Suite aux terribles attaques survenues à Paris mi-novembre, les Parisiens cherchent confort dans la littérature, et dans un livre en particulier. Following the horrific attacks in Paris in mid-November, Parisians are seeking comfort in literature, and in one book in particular.
Shortly after the January attacks on Charlie Hebdo and the Jewish supermarket, people all around France flocked to bookstores to purchase a copy of Voltaire’s ‘Treatise on Tolerance’ as a mark of resistance against barbarity. This time following the horrendous shootings that left 130 people dead and wounded more than 350 other on Friday 13th November, French citizens are once again turning to literature for comfort, rushing to buy Hemingway’s masterpiece ‘A Moveable Feast’.

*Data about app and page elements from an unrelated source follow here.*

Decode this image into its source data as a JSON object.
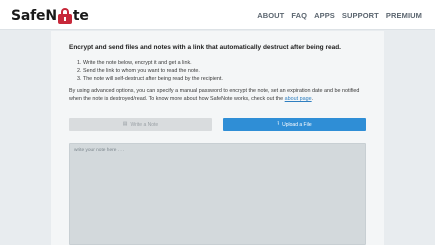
{
  "header": {
    "logo_prefix": "SafeN",
    "logo_suffix": "te",
    "logo_icon": "padlock-icon",
    "nav": [
      "ABOUT",
      "FAQ",
      "APPS",
      "SUPPORT",
      "PREMIUM"
    ]
  },
  "main": {
    "headline": "Encrypt and send files and notes with a link that automatically destruct after being read.",
    "steps": [
      "1. Write the note below, encrypt it and get a link.",
      "2. Send the link to whom you want to read the note.",
      "3. The note will self-destruct after being read by the recipient."
    ],
    "description": "By using advanced options, you can specify a manual password to encrypt the note, set an expiration date and be notified when the note is destroyed/read. To know more about how SafeNote works, check out the ",
    "about_link": "about page",
    "description_end": ".",
    "write_note_label": "Write a Note",
    "write_note_icon": "note-icon",
    "upload_file_label": "Upload a File",
    "upload_file_icon": "upload-icon",
    "note_placeholder": "write your note here . . ."
  },
  "colors": {
    "brand": "#c7283a",
    "primary_button": "#2f8ed6",
    "link": "#2f7fc0"
  }
}
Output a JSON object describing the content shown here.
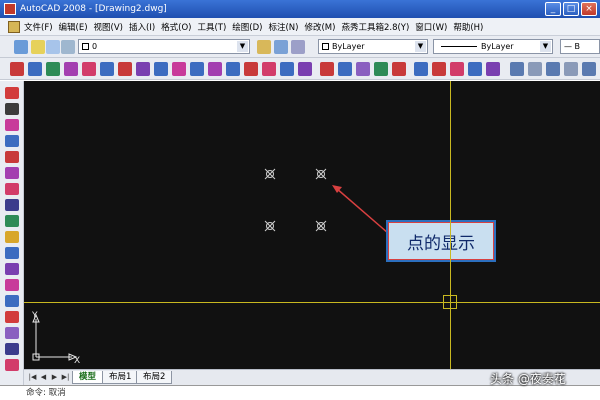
{
  "window": {
    "title": "AutoCAD 2008 - [Drawing2.dwg]",
    "min": "_",
    "max": "□",
    "close": "×"
  },
  "menubar": {
    "items": [
      "文件(F)",
      "编辑(E)",
      "视图(V)",
      "插入(I)",
      "格式(O)",
      "工具(T)",
      "绘图(D)",
      "标注(N)",
      "修改(M)",
      "燕秀工具箱2.8(Y)",
      "窗口(W)",
      "帮助(H)"
    ]
  },
  "toolbar": {
    "layer_value": "0",
    "color_value": "ByLayer",
    "linetype_value": "ByLayer",
    "lineweight_value": "— B"
  },
  "canvas": {
    "annotation": "点的显示",
    "ucs_x": "X",
    "ucs_y": "Y"
  },
  "tabs": {
    "model": "模型",
    "layout1": "布局1",
    "layout2": "布局2"
  },
  "command": {
    "text": "命令:  取消"
  },
  "watermark": "头条 @夜奏花",
  "colors": {
    "crosshair": "#c8b820",
    "canvas": "#111111",
    "callout_bg": "#c9dff0",
    "callout_border": "#2c6fbe",
    "arrow": "#d84040"
  }
}
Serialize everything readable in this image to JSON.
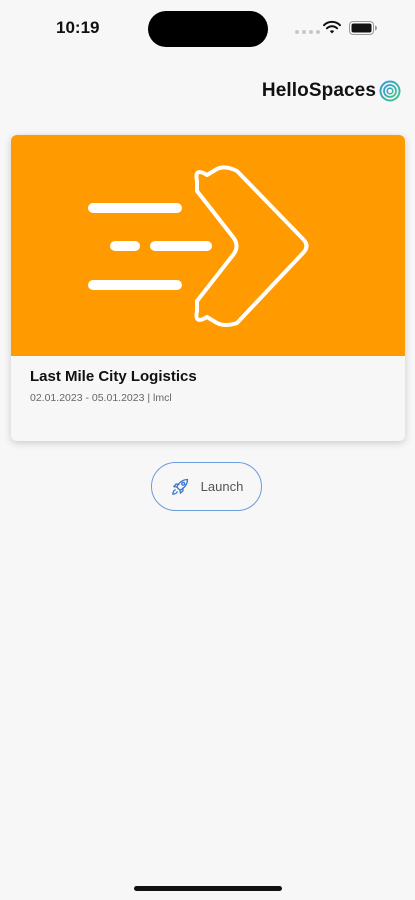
{
  "status_bar": {
    "time": "10:19"
  },
  "brand": {
    "name": "HelloSpaces",
    "logo_icon": "hellospaces-swirl-logo"
  },
  "card": {
    "title": "Last Mile City Logistics",
    "meta": "02.01.2023 - 05.01.2023 | lmcl",
    "image_icon": "fast-forward-arrow-icon",
    "image_color": "#ff9a00"
  },
  "launch": {
    "label": "Launch",
    "icon": "rocket-icon",
    "accent": "#6a9cde"
  },
  "colors": {
    "background": "#f7f7f8",
    "text": "#111111"
  }
}
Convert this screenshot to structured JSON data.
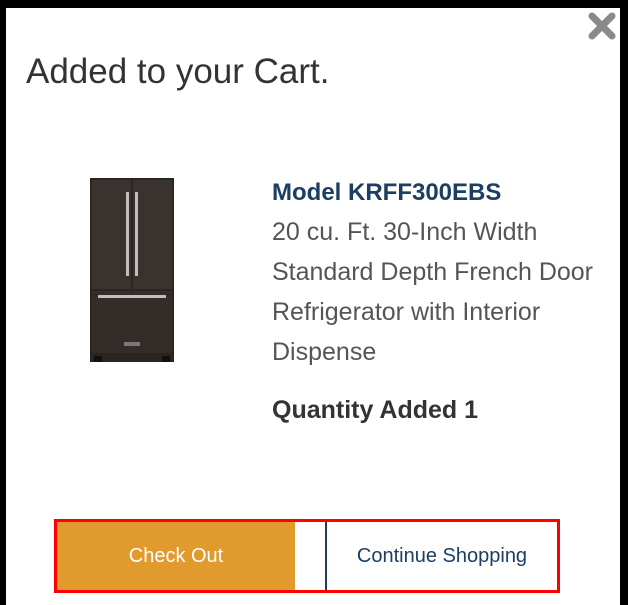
{
  "modal": {
    "title": "Added to your Cart."
  },
  "product": {
    "model": "Model KRFF300EBS",
    "description": "20 cu. Ft. 30-Inch Width Standard Depth French Door Refrigerator with Interior Dispense",
    "quantity_label": "Quantity Added 1",
    "image_icon": "refrigerator-image"
  },
  "actions": {
    "checkout_label": "Check Out",
    "continue_label": "Continue Shopping"
  },
  "colors": {
    "checkout_bg": "#e09a2e",
    "highlight_border": "#ff0000",
    "model_text": "#1c3e63"
  }
}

In his Paris memoir, published posthumously in 1964 and titled in French « Paris est une fête » (Paris is a party), the famed American author recounts his bohemian adventures in the French capital as a member of the Lost Generation in the 1920’s.
This surge in popularity can be explained in part by the fact that #Parisestunefete has recently become a patriotic hastag on social media, but most of all by the interview given by a woman known only as “Danielle” to French TV station BFM TV, in which she urged her fellow citizens to bring flowers to commemorate the dead and to read Hemingway’s tribute to Paris because “we are a very ancient civilization, and we will hold high the banner of our values, and we will show brotherhood to the five million Muslims who exercise their religion freely and kindly, and we will fight against the 10,000 barbarians who kill, they say, in the name of Allah.”
As a consequence, while the book has shot to the top of the literary charts, copies have also been placed along with flowers and candles on the sites of the massacres to show that no matter what, Paris will remain one of world’s capitals of culture.
And if ‘A Moveable Feast‘ is far from being misty-eyed about Paris, it remains a beautiful celebration of the city, described as an exciting place with a festive way of life. After all, as Hemingway himself wrote in the opening lines: “If you are lucky enough to have lived in Paris as a young man, then wherever you go for the rest of your life, it stays with you, for Paris is a moveable feast.”
Lead image © lazyllama